▶ [Work request] Omit every picture, then return the listing verbatim.

Records shown section start

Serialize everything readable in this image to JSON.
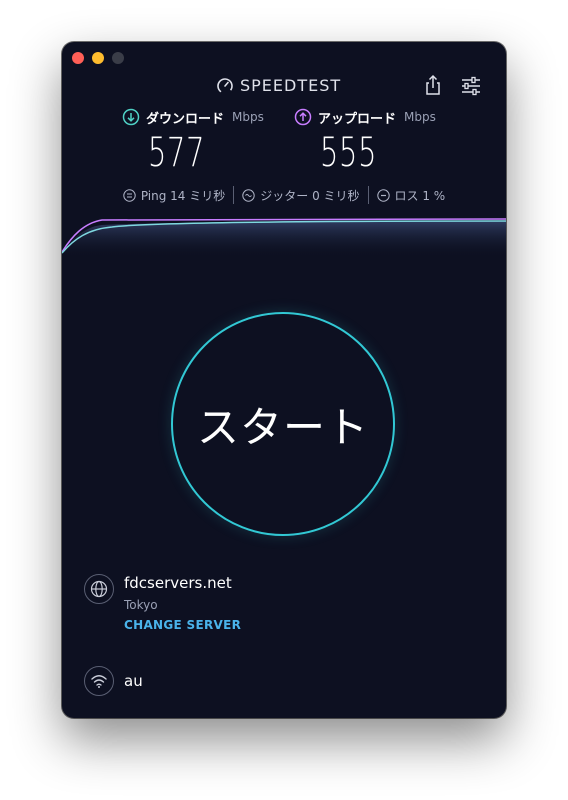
{
  "app": {
    "brand": "SPEEDTEST"
  },
  "download": {
    "label": "ダウンロード",
    "unit": "Mbps",
    "value": "577"
  },
  "upload": {
    "label": "アップロード",
    "unit": "Mbps",
    "value": "555"
  },
  "stats": {
    "ping": "Ping 14 ミリ秒",
    "jitter": "ジッター 0 ミリ秒",
    "loss": "ロス 1 %"
  },
  "start": {
    "label": "スタート"
  },
  "server": {
    "name": "fdcservers.net",
    "location": "Tokyo",
    "change_label": "CHANGE SERVER"
  },
  "isp": {
    "name": "au"
  },
  "colors": {
    "background": "#0d1021",
    "accent_teal": "#32c8d4",
    "download_accent": "#4fd1c5",
    "upload_accent": "#c77dff",
    "link": "#4ab3ea"
  }
}
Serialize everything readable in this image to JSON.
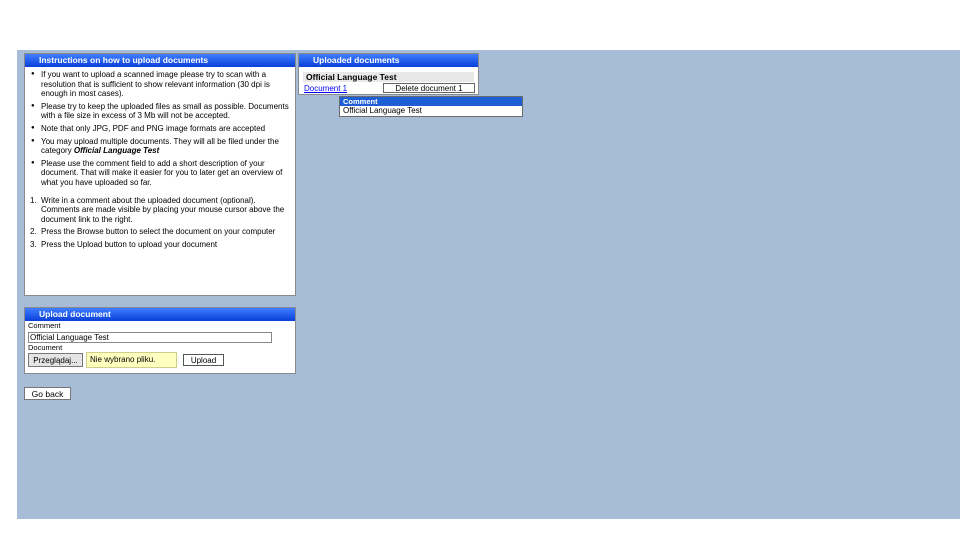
{
  "instructions": {
    "title": "Instructions on how to upload documents",
    "bullets": [
      "If you want to upload a scanned image please try to scan with a resolution that is sufficient to show relevant information (30 dpi is enough in most cases).",
      "Please try to keep the uploaded files as small as possible. Documents with a file size in excess of 3 Mb will not be accepted.",
      "Note that only JPG, PDF and PNG image formats are accepted",
      "You may upload multiple documents. They will all be filed under the category",
      "Please use the comment field to add a short description of your document. That will make it easier for you to later get an overview of what you have uploaded so far."
    ],
    "category_name": "Official Language Test",
    "steps": [
      "Write in a comment about the uploaded document (optional). Comments are made visible by placing your mouse cursor above the document link to the right.",
      "Press the Browse button to select the document on your computer",
      "Press the Upload button to upload your document"
    ],
    "step_numbers": [
      "1.",
      "2.",
      "3."
    ]
  },
  "uploaded": {
    "title": "Uploaded documents",
    "category_title": "Official Language Test",
    "documents": [
      {
        "link_text": "Document 1",
        "delete_label": "Delete document 1"
      }
    ]
  },
  "tooltip": {
    "header": "Comment",
    "body": "Official Language Test"
  },
  "upload": {
    "title": "Upload document",
    "comment_label": "Comment",
    "comment_value": "Official Language Test",
    "document_label": "Document",
    "browse_label": "Przeglądaj...",
    "file_status": "Nie wybrano pliku.",
    "upload_label": "Upload"
  },
  "go_back_label": "Go back",
  "colors": {
    "background": "#a7bcd6",
    "header_blue": "#0a3fd8",
    "link": "#0000ff",
    "file_status_bg": "#ffffc0"
  }
}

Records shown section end

▶ [Task solution]
Serialize everything readable in this image to JSON.
{
  "app": {
    "brand": "SPEEDTEST"
  },
  "download": {
    "label": "ダウンロード",
    "unit": "Mbps",
    "value": "577"
  },
  "upload": {
    "label": "アップロード",
    "unit": "Mbps",
    "value": "555"
  },
  "stats": {
    "ping": "Ping 14 ミリ秒",
    "jitter": "ジッター 0 ミリ秒",
    "loss": "ロス 1 %"
  },
  "start": {
    "label": "スタート"
  },
  "server": {
    "name": "fdcservers.net",
    "location": "Tokyo",
    "change_label": "CHANGE SERVER"
  },
  "isp": {
    "name": "au"
  },
  "colors": {
    "background": "#0d1021",
    "accent_teal": "#32c8d4",
    "download_accent": "#4fd1c5",
    "upload_accent": "#c77dff",
    "link": "#4ab3ea"
  }
}
Serialize everything readable in this image to JSON.
{
  "instructions": {
    "title": "Instructions on how to upload documents",
    "bullets": [
      "If you want to upload a scanned image please try to scan with a resolution that is sufficient to show relevant information (30 dpi is enough in most cases).",
      "Please try to keep the uploaded files as small as possible. Documents with a file size in excess of 3 Mb will not be accepted.",
      "Note that only JPG, PDF and PNG image formats are accepted",
      "You may upload multiple documents. They will all be filed under the category",
      "Please use the comment field to add a short description of your document. That will make it easier for you to later get an overview of what you have uploaded so far."
    ],
    "category_name": "Official Language Test",
    "steps": [
      "Write in a comment about the uploaded document (optional). Comments are made visible by placing your mouse cursor above the document link to the right.",
      "Press the Browse button to select the document on your computer",
      "Press the Upload button to upload your document"
    ],
    "step_numbers": [
      "1.",
      "2.",
      "3."
    ]
  },
  "uploaded": {
    "title": "Uploaded documents",
    "category_title": "Official Language Test",
    "documents": [
      {
        "link_text": "Document 1",
        "delete_label": "Delete document 1"
      }
    ]
  },
  "tooltip": {
    "header": "Comment",
    "body": "Official Language Test"
  },
  "upload": {
    "title": "Upload document",
    "comment_label": "Comment",
    "comment_value": "Official Language Test",
    "document_label": "Document",
    "browse_label": "Przeglądaj...",
    "file_status": "Nie wybrano pliku.",
    "upload_label": "Upload"
  },
  "go_back_label": "Go back",
  "colors": {
    "background": "#a7bcd6",
    "header_blue": "#0a3fd8",
    "link": "#0000ff",
    "file_status_bg": "#ffffc0"
  }
}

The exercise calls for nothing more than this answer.